Dataset rows for apps and sites —
○ ○ ○ ○
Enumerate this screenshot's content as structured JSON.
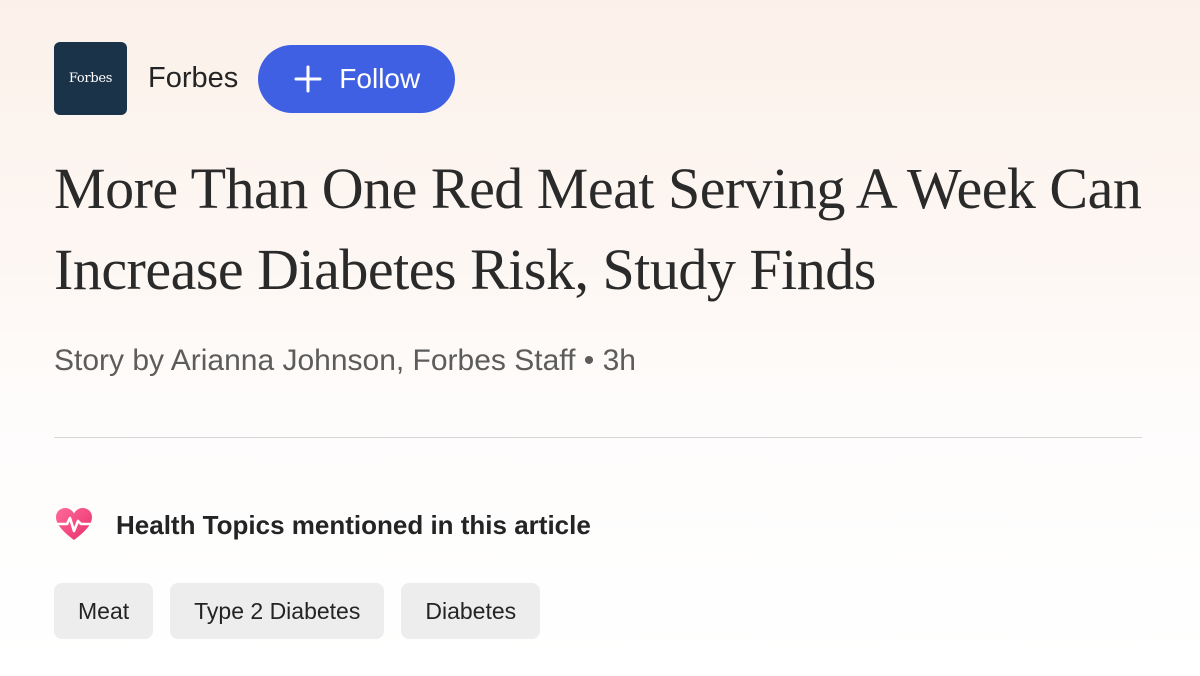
{
  "publisher": {
    "logo_text": "Forbes",
    "name": "Forbes",
    "follow_label": "Follow",
    "follow_icon": "plus-icon"
  },
  "article": {
    "headline": "More Than One Red Meat Serving A Week Can Increase Diabetes Risk, Study Finds",
    "byline": "Story by Arianna Johnson, Forbes Staff • 3h"
  },
  "health_topics": {
    "icon": "heart-pulse-icon",
    "title": "Health Topics mentioned in this article",
    "chips": [
      {
        "label": "Meat"
      },
      {
        "label": "Type 2 Diabetes"
      },
      {
        "label": "Diabetes"
      }
    ]
  },
  "colors": {
    "follow_button": "#4060e4",
    "logo_background": "#1a3348",
    "chip_background": "#ededed",
    "heart_pink": "#f0457f"
  }
}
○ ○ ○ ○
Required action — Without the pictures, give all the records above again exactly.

The answer —
Enumerate this screenshot's content as structured JSON.
{
  "publisher": {
    "logo_text": "Forbes",
    "name": "Forbes",
    "follow_label": "Follow",
    "follow_icon": "plus-icon"
  },
  "article": {
    "headline": "More Than One Red Meat Serving A Week Can Increase Diabetes Risk, Study Finds",
    "byline": "Story by Arianna Johnson, Forbes Staff • 3h"
  },
  "health_topics": {
    "icon": "heart-pulse-icon",
    "title": "Health Topics mentioned in this article",
    "chips": [
      {
        "label": "Meat"
      },
      {
        "label": "Type 2 Diabetes"
      },
      {
        "label": "Diabetes"
      }
    ]
  },
  "colors": {
    "follow_button": "#4060e4",
    "logo_background": "#1a3348",
    "chip_background": "#ededed",
    "heart_pink": "#f0457f"
  }
}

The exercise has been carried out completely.